▶ [Work order]: Your answer must be an exact copy of the data below, minus any pictures.

▶ [Study material]:
******

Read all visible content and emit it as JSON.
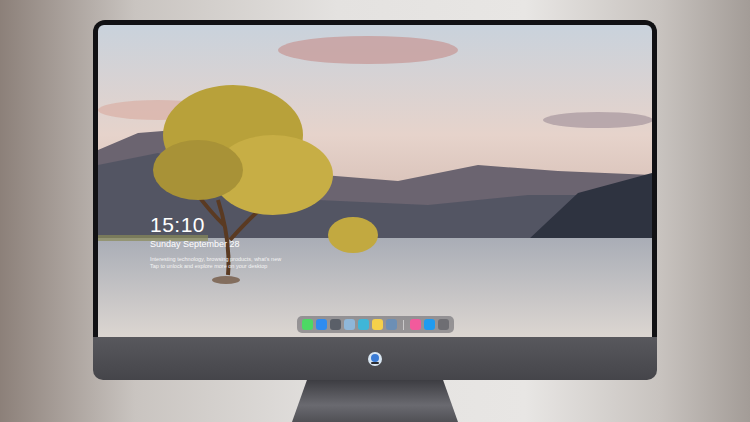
{
  "screen": {
    "clock": "15:10",
    "date": "Sunday September 28",
    "caption": [
      "Interesting technology, browsing products, what's new",
      "Tap to unlock and explore more on your desktop"
    ]
  },
  "dock": {
    "items": [
      {
        "kind": "app",
        "color": "#4cd964"
      },
      {
        "kind": "app",
        "color": "#2f8cf0"
      },
      {
        "kind": "app",
        "color": "#5a5f68"
      },
      {
        "kind": "app",
        "color": "#8fb7d9"
      },
      {
        "kind": "app",
        "color": "#3fb6d8"
      },
      {
        "kind": "app",
        "color": "#f5d04a"
      },
      {
        "kind": "app",
        "color": "#6c8fb5"
      },
      {
        "kind": "separator"
      },
      {
        "kind": "app",
        "color": "#f25a9c"
      },
      {
        "kind": "app",
        "color": "#1f9bf0"
      },
      {
        "kind": "app",
        "color": "#6e6e73"
      }
    ]
  }
}
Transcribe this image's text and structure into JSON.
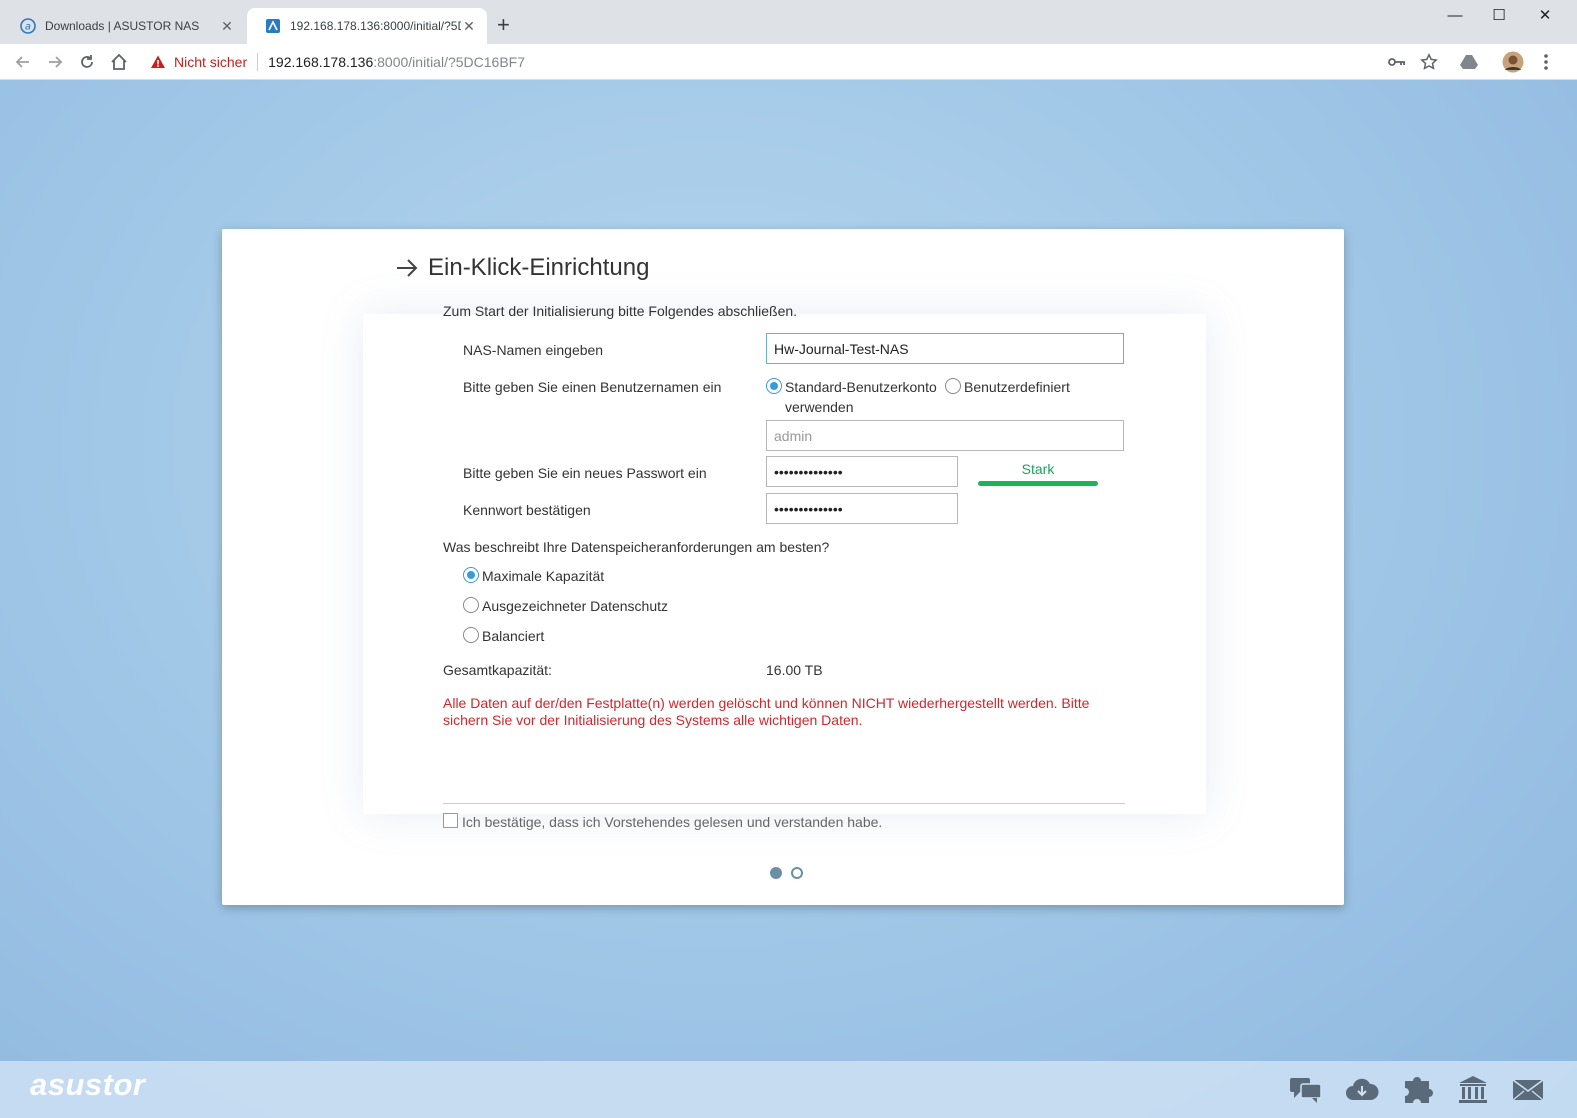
{
  "browser": {
    "tabs": [
      {
        "title": "Downloads | ASUSTOR NAS",
        "active": false
      },
      {
        "title": "192.168.178.136:8000/initial/?5D",
        "active": true
      }
    ],
    "address": {
      "security_label": "Nicht sicher",
      "host": "192.168.178.136",
      "path": ":8000/initial/?5DC16BF7"
    }
  },
  "wizard": {
    "title": "Ein-Klick-Einrichtung",
    "intro": "Zum Start der Initialisierung bitte Folgendes abschließen.",
    "nas_name": {
      "label": "NAS-Namen eingeben",
      "value": "Hw-Journal-Test-NAS"
    },
    "username": {
      "label": "Bitte geben Sie einen Benutzernamen ein",
      "option_default_line1": "Standard-Benutzerkonto",
      "option_default_line2": "verwenden",
      "option_custom": "Benutzerdefiniert",
      "selected": "default",
      "placeholder": "admin"
    },
    "password": {
      "label": "Bitte geben Sie ein neues Passwort ein",
      "value": "••••••••••••••",
      "strength": "Stark"
    },
    "confirm": {
      "label": "Kennwort bestätigen",
      "value": "••••••••••••••"
    },
    "storage": {
      "question": "Was beschreibt Ihre Datenspeicheranforderungen am besten?",
      "options": [
        "Maximale Kapazität",
        "Ausgezeichneter Datenschutz",
        "Balanciert"
      ],
      "selected": 0
    },
    "capacity": {
      "label": "Gesamtkapazität:",
      "value": "16.00 TB"
    },
    "warning": "Alle Daten auf der/den Festplatte(n) werden gelöscht und können NICHT wiederhergestellt werden. Bitte sichern Sie vor der Initialisierung des Systems alle wichtigen Daten.",
    "acknowledge": "Ich bestätige, dass ich Vorstehendes gelesen und verstanden habe.",
    "pagination": {
      "current": 1,
      "total": 2
    }
  },
  "footer": {
    "brand": "asustor",
    "icons": [
      "chat-icon",
      "cloud-download-icon",
      "plugin-icon",
      "bank-icon",
      "mail-icon"
    ]
  },
  "colors": {
    "accent": "#3a9bdc",
    "strength_ok": "#1cb457",
    "warning": "#d0272d",
    "background": "#a3c9e8"
  }
}
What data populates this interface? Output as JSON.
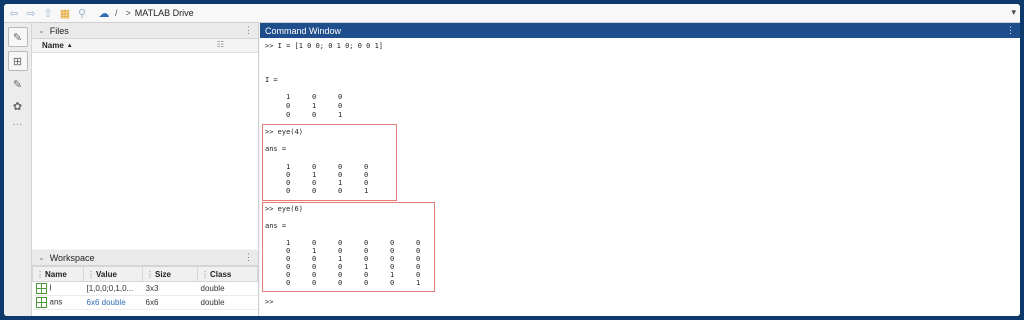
{
  "toolbar": {
    "path_root": "/",
    "path_sep": ">",
    "path_item": "MATLAB Drive",
    "dropdown_glyph": "▾"
  },
  "files_panel": {
    "title": "Files",
    "column_name": "Name",
    "sort_glyph": "▲"
  },
  "workspace_panel": {
    "title": "Workspace",
    "columns": [
      "Name",
      "Value",
      "Size",
      "Class"
    ],
    "rows": [
      {
        "name": "I",
        "value": "[1,0,0;0,1,0...",
        "size": "3x3",
        "class": "double"
      },
      {
        "name": "ans",
        "value": "6x6 double",
        "size": "6x6",
        "class": "double"
      }
    ]
  },
  "command_window": {
    "title": "Command Window",
    "cmd1": ">> I = [1 0 0; 0 1 0; 0 0 1]",
    "var1": "I =",
    "matrix_I": [
      [
        "1",
        "0",
        "0"
      ],
      [
        "0",
        "1",
        "0"
      ],
      [
        "0",
        "0",
        "1"
      ]
    ],
    "cmd2": ">> eye(4)",
    "ans_label": "ans =",
    "matrix_eye4": [
      [
        "1",
        "0",
        "0",
        "0"
      ],
      [
        "0",
        "1",
        "0",
        "0"
      ],
      [
        "0",
        "0",
        "1",
        "0"
      ],
      [
        "0",
        "0",
        "0",
        "1"
      ]
    ],
    "cmd3": ">> eye(6)",
    "matrix_eye6": [
      [
        "1",
        "0",
        "0",
        "0",
        "0",
        "0"
      ],
      [
        "0",
        "1",
        "0",
        "0",
        "0",
        "0"
      ],
      [
        "0",
        "0",
        "1",
        "0",
        "0",
        "0"
      ],
      [
        "0",
        "0",
        "0",
        "1",
        "0",
        "0"
      ],
      [
        "0",
        "0",
        "0",
        "0",
        "1",
        "0"
      ],
      [
        "0",
        "0",
        "0",
        "0",
        "0",
        "1"
      ]
    ],
    "prompt": ">>",
    "highlight_color": "#e47d73"
  },
  "colors": {
    "accent": "#1f4e8c",
    "frame": "#0d3a6b"
  }
}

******

▶ [Response for this exercise]:
Read all visible content and emit it as JSON.
{
  "screen": {
    "clock": "15:10",
    "date": "Sunday September 28",
    "caption": [
      "Interesting technology, browsing products, what's new",
      "Tap to unlock and explore more on your desktop"
    ]
  },
  "dock": {
    "items": [
      {
        "kind": "app",
        "color": "#4cd964"
      },
      {
        "kind": "app",
        "color": "#2f8cf0"
      },
      {
        "kind": "app",
        "color": "#5a5f68"
      },
      {
        "kind": "app",
        "color": "#8fb7d9"
      },
      {
        "kind": "app",
        "color": "#3fb6d8"
      },
      {
        "kind": "app",
        "color": "#f5d04a"
      },
      {
        "kind": "app",
        "color": "#6c8fb5"
      },
      {
        "kind": "separator"
      },
      {
        "kind": "app",
        "color": "#f25a9c"
      },
      {
        "kind": "app",
        "color": "#1f9bf0"
      },
      {
        "kind": "app",
        "color": "#6e6e73"
      }
    ]
  }
}
Transcribe this image's text and structure into JSON.
{
  "browser": {
    "tabs": [
      {
        "title": "Downloads | ASUSTOR NAS",
        "active": false
      },
      {
        "title": "192.168.178.136:8000/initial/?5D",
        "active": true
      }
    ],
    "address": {
      "security_label": "Nicht sicher",
      "host": "192.168.178.136",
      "path": ":8000/initial/?5DC16BF7"
    }
  },
  "wizard": {
    "title": "Ein-Klick-Einrichtung",
    "intro": "Zum Start der Initialisierung bitte Folgendes abschließen.",
    "nas_name": {
      "label": "NAS-Namen eingeben",
      "value": "Hw-Journal-Test-NAS"
    },
    "username": {
      "label": "Bitte geben Sie einen Benutzernamen ein",
      "option_default_line1": "Standard-Benutzerkonto",
      "option_default_line2": "verwenden",
      "option_custom": "Benutzerdefiniert",
      "selected": "default",
      "placeholder": "admin"
    },
    "password": {
      "label": "Bitte geben Sie ein neues Passwort ein",
      "value": "••••••••••••••",
      "strength": "Stark"
    },
    "confirm": {
      "label": "Kennwort bestätigen",
      "value": "••••••••••••••"
    },
    "storage": {
      "question": "Was beschreibt Ihre Datenspeicheranforderungen am besten?",
      "options": [
        "Maximale Kapazität",
        "Ausgezeichneter Datenschutz",
        "Balanciert"
      ],
      "selected": 0
    },
    "capacity": {
      "label": "Gesamtkapazität:",
      "value": "16.00 TB"
    },
    "warning": "Alle Daten auf der/den Festplatte(n) werden gelöscht und können NICHT wiederhergestellt werden. Bitte sichern Sie vor der Initialisierung des Systems alle wichtigen Daten.",
    "acknowledge": "Ich bestätige, dass ich Vorstehendes gelesen und verstanden habe.",
    "pagination": {
      "current": 1,
      "total": 2
    }
  },
  "footer": {
    "brand": "asustor",
    "icons": [
      "chat-icon",
      "cloud-download-icon",
      "plugin-icon",
      "bank-icon",
      "mail-icon"
    ]
  },
  "colors": {
    "accent": "#3a9bdc",
    "strength_ok": "#1cb457",
    "warning": "#d0272d",
    "background": "#a3c9e8"
  }
}
What data populates this interface? Output as JSON.
{
  "toolbar": {
    "path_root": "/",
    "path_sep": ">",
    "path_item": "MATLAB Drive",
    "dropdown_glyph": "▾"
  },
  "files_panel": {
    "title": "Files",
    "column_name": "Name",
    "sort_glyph": "▲"
  },
  "workspace_panel": {
    "title": "Workspace",
    "columns": [
      "Name",
      "Value",
      "Size",
      "Class"
    ],
    "rows": [
      {
        "name": "I",
        "value": "[1,0,0;0,1,0...",
        "size": "3x3",
        "class": "double"
      },
      {
        "name": "ans",
        "value": "6x6 double",
        "size": "6x6",
        "class": "double"
      }
    ]
  },
  "command_window": {
    "title": "Command Window",
    "cmd1": ">> I = [1 0 0; 0 1 0; 0 0 1]",
    "var1": "I =",
    "matrix_I": [
      [
        "1",
        "0",
        "0"
      ],
      [
        "0",
        "1",
        "0"
      ],
      [
        "0",
        "0",
        "1"
      ]
    ],
    "cmd2": ">> eye(4)",
    "ans_label": "ans =",
    "matrix_eye4": [
      [
        "1",
        "0",
        "0",
        "0"
      ],
      [
        "0",
        "1",
        "0",
        "0"
      ],
      [
        "0",
        "0",
        "1",
        "0"
      ],
      [
        "0",
        "0",
        "0",
        "1"
      ]
    ],
    "cmd3": ">> eye(6)",
    "matrix_eye6": [
      [
        "1",
        "0",
        "0",
        "0",
        "0",
        "0"
      ],
      [
        "0",
        "1",
        "0",
        "0",
        "0",
        "0"
      ],
      [
        "0",
        "0",
        "1",
        "0",
        "0",
        "0"
      ],
      [
        "0",
        "0",
        "0",
        "1",
        "0",
        "0"
      ],
      [
        "0",
        "0",
        "0",
        "0",
        "1",
        "0"
      ],
      [
        "0",
        "0",
        "0",
        "0",
        "0",
        "1"
      ]
    ],
    "prompt": ">>",
    "highlight_color": "#e47d73"
  },
  "colors": {
    "accent": "#1f4e8c",
    "frame": "#0d3a6b"
  }
}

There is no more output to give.